"I'm still amazed by the fact that we had to make an animated film, we had to design a robot and we had to design a social network at the same time that were all plausible," says Vine. The directors say they were keen to craft a portrayal of social media that would be mostly immune to aging, though Smith admits they would've built in something more like TikTok were they to make it again now.
She says: "What we did was stick with the more generic things that feel like they will be with us forever — your profile, the number of people you're connected to, likes, friending, curating yourself. Those are things which feel common to all types of platforms as they evolve. We definitely were aware of trying to protect against future tech. I remember debating that we had to figure what kind of words would still be with us. We had a lot of hashtags and we cut it out."
The movie benefits from a starry voice cast, with Olivia Colman taking on the role of Barney's Bulgarian grandmother just weeks after winning an Oscar for her performance as Queen Anne in skewed historical comedy The Favourite. Galifianakis, meanwhile, arrived at recording sessions in Hollywood fashion — via seaplane.
Smith says Colman was "wonderful" to work with, although she admits to nerves about asking an Oscar winner to dance around and do a broad accent — especially after a first day mishap.
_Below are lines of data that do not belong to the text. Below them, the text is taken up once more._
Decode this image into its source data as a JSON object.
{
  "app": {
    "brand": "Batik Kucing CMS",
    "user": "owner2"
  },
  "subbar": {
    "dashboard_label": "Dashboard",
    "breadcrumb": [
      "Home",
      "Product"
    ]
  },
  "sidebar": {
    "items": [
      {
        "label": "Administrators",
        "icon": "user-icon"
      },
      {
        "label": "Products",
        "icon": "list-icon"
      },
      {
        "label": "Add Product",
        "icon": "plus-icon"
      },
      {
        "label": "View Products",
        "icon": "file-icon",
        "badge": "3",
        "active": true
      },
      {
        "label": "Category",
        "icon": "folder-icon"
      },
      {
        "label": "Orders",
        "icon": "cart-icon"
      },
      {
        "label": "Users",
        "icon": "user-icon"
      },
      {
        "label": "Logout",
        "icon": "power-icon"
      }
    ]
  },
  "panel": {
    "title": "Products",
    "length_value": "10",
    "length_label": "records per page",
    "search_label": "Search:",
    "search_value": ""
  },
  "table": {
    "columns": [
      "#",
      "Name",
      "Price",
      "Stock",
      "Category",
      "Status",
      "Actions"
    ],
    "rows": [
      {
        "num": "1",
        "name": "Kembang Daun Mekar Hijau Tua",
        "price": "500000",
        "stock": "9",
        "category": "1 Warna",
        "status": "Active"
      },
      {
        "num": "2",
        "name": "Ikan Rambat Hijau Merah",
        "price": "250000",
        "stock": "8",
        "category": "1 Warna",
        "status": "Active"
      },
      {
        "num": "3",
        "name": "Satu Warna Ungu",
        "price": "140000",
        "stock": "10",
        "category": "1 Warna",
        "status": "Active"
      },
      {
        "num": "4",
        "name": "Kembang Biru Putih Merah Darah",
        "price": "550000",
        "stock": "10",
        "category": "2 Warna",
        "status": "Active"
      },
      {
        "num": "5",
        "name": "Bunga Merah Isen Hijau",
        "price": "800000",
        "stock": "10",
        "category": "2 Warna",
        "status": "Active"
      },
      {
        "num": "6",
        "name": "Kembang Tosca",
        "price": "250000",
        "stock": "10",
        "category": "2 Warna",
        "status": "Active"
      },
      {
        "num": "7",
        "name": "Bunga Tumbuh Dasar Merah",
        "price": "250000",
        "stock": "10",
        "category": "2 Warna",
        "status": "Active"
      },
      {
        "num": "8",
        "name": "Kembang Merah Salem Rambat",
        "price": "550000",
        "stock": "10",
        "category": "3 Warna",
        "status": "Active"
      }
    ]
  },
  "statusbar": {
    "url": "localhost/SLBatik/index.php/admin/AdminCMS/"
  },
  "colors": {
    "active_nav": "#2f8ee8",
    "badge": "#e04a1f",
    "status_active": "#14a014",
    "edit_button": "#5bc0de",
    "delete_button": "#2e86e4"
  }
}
She says: "We did a little bit with her, which we often do. We do a bit of recording and then we go away, put it against some footage to make sure it's working and then we come in again.
"We realised that we had got her to do the wrong thing. Totally our fault, not hers. We had pushed her in a direction and it didn't really work. That was the bit where I was like: 'I don't know how to tell Olivia Colman that wasn't right'. She was so gorgeous I could have just cried and kissed her. She was like: 'Oh, was it rubbish? What should I do?' It's such a dream when actors are like that because it gives you permission to just be human. She was lovely. She just adapted, found her own version of it, made it her own, took it in a new direction."
So with Locksmith's first film on its way into cinemas after a turbulent, pandemic-hit production, the studio has a Christmas tale on the horizon in the shape of That Christmas — based on Richard Curtis books — and an original musical movie as well. There will be plenty more from this new British animation house.
Ron's Gone Wrong premieres at LFF on 9 October and is released in UK cinemas from 15 October.
Watch: Locksmith Animation reveal lockdown work on Ron's Gone Wrong